For every line of the material below, check for the string "baths" and return the line if it is there.

*** Exercise data Section Begins ***

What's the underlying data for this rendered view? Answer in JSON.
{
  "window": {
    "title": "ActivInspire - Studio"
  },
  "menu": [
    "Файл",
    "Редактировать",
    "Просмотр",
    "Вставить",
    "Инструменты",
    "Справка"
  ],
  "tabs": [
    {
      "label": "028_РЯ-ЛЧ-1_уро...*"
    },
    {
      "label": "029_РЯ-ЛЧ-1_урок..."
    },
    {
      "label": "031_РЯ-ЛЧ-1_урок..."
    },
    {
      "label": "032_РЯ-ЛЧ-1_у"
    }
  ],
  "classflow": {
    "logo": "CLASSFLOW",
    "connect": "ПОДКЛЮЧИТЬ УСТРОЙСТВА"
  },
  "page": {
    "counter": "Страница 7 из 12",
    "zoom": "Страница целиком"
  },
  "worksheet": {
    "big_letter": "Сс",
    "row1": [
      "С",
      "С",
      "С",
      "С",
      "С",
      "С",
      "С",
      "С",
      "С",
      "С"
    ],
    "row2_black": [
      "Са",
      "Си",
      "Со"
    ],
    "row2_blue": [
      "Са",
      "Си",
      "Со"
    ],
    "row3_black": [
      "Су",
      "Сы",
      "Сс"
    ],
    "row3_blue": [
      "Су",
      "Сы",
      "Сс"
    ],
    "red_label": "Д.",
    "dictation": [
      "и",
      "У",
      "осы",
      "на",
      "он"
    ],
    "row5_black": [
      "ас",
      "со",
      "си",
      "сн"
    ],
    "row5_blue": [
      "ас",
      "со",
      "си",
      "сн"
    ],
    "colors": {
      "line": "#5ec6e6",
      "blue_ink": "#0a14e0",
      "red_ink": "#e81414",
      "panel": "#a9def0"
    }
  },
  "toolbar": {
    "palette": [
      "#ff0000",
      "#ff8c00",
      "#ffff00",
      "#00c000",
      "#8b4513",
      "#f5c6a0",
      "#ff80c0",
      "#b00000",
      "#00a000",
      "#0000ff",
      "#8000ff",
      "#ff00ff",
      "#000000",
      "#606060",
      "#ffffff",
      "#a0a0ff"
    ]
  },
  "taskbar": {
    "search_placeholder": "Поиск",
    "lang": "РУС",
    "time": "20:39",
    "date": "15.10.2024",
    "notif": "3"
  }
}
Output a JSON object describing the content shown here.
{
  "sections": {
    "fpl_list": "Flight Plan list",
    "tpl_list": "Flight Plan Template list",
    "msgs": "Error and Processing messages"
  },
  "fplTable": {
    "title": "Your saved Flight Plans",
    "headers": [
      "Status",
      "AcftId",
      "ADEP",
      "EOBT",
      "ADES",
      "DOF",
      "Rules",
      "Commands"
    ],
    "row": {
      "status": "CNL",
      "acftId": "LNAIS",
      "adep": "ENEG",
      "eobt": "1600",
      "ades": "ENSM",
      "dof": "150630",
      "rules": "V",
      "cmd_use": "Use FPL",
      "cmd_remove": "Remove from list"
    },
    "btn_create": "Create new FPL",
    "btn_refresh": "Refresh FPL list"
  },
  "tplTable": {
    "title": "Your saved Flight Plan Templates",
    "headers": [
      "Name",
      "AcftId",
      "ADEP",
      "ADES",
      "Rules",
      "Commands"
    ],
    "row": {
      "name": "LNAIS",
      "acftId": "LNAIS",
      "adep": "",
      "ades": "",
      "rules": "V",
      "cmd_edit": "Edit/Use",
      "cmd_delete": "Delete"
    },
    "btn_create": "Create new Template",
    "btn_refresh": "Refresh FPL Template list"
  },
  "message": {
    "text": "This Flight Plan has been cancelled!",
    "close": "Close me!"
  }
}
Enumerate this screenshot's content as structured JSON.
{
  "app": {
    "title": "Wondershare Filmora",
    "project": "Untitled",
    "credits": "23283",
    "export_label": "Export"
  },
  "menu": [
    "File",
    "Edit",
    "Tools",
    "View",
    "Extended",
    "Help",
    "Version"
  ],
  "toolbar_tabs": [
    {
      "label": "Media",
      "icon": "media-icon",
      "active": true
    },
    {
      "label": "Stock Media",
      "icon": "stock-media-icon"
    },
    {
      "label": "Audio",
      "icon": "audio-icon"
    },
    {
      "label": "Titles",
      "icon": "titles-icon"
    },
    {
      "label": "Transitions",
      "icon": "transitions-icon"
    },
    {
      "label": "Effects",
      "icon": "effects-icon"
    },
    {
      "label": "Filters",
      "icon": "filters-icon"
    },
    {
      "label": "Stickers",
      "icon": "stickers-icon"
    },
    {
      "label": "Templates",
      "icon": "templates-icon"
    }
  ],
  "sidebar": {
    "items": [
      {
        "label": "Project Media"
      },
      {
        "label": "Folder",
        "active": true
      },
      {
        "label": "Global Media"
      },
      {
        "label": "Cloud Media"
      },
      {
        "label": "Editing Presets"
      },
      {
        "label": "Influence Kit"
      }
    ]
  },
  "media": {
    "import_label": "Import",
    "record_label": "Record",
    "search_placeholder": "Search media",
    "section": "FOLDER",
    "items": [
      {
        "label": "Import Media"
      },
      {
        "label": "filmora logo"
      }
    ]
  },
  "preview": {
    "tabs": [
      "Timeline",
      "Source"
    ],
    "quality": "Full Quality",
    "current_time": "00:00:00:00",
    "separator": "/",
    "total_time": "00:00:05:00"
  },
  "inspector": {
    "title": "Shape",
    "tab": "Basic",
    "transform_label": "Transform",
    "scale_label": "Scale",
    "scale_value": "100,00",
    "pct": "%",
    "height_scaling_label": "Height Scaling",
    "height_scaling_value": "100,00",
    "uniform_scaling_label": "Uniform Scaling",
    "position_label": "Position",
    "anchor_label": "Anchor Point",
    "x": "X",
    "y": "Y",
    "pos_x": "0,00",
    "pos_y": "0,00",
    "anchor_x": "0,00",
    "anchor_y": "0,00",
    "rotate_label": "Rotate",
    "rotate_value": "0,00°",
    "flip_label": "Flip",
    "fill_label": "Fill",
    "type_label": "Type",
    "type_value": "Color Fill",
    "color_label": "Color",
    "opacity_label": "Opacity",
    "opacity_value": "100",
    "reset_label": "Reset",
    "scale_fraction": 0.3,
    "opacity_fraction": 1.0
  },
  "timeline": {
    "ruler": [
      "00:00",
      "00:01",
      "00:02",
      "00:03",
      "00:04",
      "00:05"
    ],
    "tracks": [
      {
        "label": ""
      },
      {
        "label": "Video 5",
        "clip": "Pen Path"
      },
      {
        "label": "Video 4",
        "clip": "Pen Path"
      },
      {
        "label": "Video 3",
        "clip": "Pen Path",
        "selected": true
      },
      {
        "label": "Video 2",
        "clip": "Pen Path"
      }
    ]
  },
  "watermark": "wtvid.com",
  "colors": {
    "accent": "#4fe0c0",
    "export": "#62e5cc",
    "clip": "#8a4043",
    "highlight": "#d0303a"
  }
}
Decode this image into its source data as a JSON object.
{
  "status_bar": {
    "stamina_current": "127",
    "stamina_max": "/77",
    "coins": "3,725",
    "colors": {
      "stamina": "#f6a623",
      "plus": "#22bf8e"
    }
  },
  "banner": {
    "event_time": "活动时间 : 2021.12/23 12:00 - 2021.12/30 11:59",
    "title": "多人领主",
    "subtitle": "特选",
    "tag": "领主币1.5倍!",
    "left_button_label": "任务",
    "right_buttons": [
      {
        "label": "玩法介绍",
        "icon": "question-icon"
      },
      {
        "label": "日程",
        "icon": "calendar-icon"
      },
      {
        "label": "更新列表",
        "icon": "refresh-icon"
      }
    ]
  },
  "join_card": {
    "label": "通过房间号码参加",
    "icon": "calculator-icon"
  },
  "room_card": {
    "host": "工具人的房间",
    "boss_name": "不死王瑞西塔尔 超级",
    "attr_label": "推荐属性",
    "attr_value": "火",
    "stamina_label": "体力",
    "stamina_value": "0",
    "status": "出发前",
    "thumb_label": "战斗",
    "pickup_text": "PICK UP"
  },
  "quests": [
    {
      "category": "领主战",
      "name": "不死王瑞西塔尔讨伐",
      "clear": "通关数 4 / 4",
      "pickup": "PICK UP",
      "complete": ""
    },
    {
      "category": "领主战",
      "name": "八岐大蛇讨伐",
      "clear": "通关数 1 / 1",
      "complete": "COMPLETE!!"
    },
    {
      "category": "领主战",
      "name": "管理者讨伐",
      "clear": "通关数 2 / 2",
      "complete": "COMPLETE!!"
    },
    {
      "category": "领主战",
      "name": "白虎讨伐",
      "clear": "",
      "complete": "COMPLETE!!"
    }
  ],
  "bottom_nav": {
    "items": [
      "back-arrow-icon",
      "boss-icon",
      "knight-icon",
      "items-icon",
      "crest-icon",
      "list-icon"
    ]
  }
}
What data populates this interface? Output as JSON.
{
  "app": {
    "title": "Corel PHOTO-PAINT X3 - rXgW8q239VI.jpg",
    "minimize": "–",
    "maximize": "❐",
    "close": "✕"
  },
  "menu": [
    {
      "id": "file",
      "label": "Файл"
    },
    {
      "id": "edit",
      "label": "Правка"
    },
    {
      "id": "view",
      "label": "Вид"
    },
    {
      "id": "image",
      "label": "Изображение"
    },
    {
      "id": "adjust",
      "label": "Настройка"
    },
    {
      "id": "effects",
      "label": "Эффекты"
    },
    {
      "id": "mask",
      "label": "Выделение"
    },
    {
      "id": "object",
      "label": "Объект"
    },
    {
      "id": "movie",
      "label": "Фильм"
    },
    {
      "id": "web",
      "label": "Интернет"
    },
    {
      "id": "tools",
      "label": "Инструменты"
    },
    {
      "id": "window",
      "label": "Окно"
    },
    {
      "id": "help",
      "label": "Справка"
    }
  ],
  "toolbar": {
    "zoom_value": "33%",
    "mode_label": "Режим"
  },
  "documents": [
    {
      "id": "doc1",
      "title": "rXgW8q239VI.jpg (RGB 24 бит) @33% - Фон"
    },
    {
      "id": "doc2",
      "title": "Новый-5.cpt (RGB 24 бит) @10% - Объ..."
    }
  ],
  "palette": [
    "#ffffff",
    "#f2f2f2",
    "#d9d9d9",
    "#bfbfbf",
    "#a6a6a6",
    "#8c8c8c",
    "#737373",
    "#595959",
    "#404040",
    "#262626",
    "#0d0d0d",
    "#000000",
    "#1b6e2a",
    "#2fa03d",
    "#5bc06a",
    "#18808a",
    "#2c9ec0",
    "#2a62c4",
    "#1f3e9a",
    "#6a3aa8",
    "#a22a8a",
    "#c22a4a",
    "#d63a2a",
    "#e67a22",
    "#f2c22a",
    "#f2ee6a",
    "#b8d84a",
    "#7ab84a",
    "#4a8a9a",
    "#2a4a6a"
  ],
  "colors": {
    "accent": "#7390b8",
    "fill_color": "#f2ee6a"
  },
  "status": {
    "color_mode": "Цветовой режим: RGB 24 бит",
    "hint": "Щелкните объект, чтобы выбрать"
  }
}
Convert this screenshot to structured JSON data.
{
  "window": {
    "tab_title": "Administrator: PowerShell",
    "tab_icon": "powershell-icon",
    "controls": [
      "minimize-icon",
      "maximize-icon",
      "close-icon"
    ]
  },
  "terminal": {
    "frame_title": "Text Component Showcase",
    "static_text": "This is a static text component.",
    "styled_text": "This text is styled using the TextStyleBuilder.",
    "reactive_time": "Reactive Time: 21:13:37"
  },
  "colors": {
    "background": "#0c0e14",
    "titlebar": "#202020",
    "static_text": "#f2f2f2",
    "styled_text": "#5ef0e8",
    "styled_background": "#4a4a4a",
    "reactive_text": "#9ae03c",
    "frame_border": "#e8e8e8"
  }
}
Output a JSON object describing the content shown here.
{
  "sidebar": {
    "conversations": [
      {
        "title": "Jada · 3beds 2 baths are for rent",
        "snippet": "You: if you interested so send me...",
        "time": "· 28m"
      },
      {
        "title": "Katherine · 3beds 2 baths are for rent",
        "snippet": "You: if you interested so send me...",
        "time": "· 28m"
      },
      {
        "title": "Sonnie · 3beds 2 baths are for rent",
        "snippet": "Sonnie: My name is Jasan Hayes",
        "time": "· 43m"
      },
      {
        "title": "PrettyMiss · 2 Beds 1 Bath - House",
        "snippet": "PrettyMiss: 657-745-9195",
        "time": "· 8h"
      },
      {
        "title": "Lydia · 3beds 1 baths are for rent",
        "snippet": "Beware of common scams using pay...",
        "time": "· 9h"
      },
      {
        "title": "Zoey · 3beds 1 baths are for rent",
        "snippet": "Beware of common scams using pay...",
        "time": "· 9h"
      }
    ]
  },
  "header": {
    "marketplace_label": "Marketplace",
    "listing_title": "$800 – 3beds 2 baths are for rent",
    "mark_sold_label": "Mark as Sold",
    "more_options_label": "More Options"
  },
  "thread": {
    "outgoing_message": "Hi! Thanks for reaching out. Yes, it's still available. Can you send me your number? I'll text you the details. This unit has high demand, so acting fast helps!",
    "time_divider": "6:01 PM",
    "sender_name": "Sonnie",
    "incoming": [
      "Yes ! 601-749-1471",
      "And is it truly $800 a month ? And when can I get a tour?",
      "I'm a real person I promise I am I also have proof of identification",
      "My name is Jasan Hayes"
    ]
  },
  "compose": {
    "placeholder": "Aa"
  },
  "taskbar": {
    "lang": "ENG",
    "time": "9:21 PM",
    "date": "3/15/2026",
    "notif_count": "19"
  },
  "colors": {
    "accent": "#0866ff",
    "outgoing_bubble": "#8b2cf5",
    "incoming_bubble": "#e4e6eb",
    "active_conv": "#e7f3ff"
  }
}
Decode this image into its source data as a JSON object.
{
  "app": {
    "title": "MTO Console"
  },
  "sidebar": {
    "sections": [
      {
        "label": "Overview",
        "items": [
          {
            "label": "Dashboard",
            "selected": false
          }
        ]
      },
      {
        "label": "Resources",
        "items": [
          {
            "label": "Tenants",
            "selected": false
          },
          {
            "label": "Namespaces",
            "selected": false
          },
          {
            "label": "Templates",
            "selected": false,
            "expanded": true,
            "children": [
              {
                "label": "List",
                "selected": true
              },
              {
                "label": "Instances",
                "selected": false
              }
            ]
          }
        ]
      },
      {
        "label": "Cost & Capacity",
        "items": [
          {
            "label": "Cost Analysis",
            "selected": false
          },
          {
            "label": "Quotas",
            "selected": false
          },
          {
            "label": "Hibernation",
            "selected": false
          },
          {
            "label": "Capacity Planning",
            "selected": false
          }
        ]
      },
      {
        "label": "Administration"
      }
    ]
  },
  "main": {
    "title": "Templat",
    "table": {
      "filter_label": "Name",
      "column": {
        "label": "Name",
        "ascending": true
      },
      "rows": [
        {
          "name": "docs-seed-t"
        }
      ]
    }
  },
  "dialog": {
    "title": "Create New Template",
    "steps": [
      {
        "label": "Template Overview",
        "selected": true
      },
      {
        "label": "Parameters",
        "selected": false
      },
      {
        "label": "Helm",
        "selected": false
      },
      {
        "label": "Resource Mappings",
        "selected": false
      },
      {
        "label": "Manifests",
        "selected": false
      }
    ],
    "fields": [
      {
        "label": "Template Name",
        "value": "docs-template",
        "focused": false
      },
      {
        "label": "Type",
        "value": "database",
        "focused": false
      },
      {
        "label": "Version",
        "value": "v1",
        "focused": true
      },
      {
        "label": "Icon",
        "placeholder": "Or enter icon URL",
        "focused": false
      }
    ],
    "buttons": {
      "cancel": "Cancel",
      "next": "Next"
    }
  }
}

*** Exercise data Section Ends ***

▶ Result of this task:
        "title": "Jada · 3beds 2 baths are for rent",
        "title": "Katherine · 3beds 2 baths are for rent",
        "title": "Sonnie · 3beds 2 baths are for rent",
        "title": "Lydia · 3beds 1 baths are for rent",
        "title": "Zoey · 3beds 1 baths are for rent",
    "listing_title": "$800 – 3beds 2 baths are for rent",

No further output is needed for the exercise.